Since Jan 6, there has been an increased focus on Christian nationalism in the United States, both within and without of white evangelical circles. Yet I fear that the use of the term “Christian nationalism” itself - while useful in specific sociological contexts, diminishes and distracts from being able to discuss the role of white evangelicalism in fostering Christian nationalism.
In these instances, it’s valuable and useful to turn to metaphor, and one that we can all understand: Christian nationalism is a virus. White evangelicalism is a host through which Christian nationalism spreads. While there are other hosts of Christian nationalism - the virus can also be found in the bodies of mainline Protestant denominations, Catholicism, even in secular places - when tested, there is a significant viral load found in white evangelicalism. And even metaphorically, white evangelicalism is anti-vaxx and in a poor position to defend itself from this virus.
That’s because, as I’ve written before, white evangelicalism doesn’t want to be reformed. It has rejected, over and over, any reforming influence. In fact, even relative moderates like Russell Moore & Beth Moore (within overwhelmingly conservative spaces like the SBC) have been pushed out. While they continue to have necessary conversations in evangelical spaces, what it means to be ‘evangelical’ will continue to evolve, and the “conservative” expression of identity will force more and more people to the margins, and eventually, out entirely.
As a result, it’s hard to feel optimistic about things. So many conservatives who also identify as evangelical have already made up their minds.
I don’t know what will happen next—for democracy, for Christianity, for religion & society writ large—but what we’ve seen so far is not encouraging. But the struggle itself is worth the effort.
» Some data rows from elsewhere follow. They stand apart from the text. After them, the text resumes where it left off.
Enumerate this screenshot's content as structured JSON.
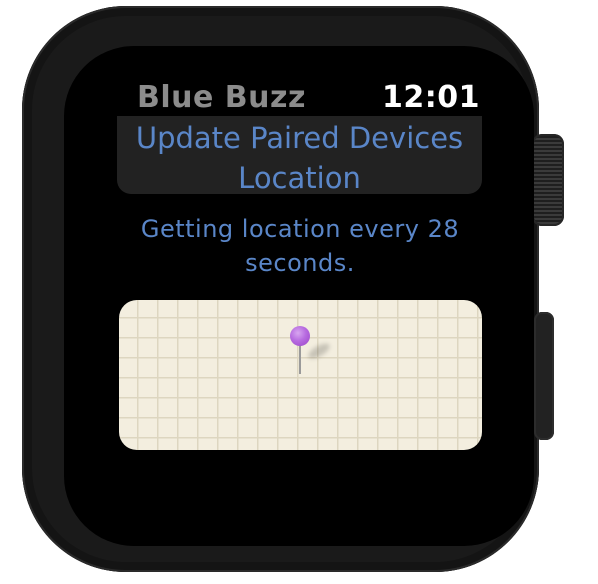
{
  "app": {
    "title": "Blue Buzz",
    "time": "12:01"
  },
  "main": {
    "update_button_label": "Update Paired Devices Location",
    "status_text": "Getting location every 28 seconds."
  },
  "colors": {
    "accent": "#5a86c8",
    "title_gray": "#8c8c8c",
    "button_bg": "#222222",
    "map_bg": "#f3eedf",
    "pin": "#b76be0"
  },
  "icons": {
    "map_pin": "map-pin-icon"
  }
}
Hope is a choice. In the face of everything, I choose hope.
More Reading & Listening
Here are some recommended posts & podcast episodes.
Check out the first season of Powers & Principalities, all about Christian nationalism from multiple angles, featuring conversations with Kristin Kobes Du Mez, Anthea Butler, Reza Aslan, Jeff Sharlet, Diana Butler Bass, Bradley Onishi, and many others:
Also read these from the archive: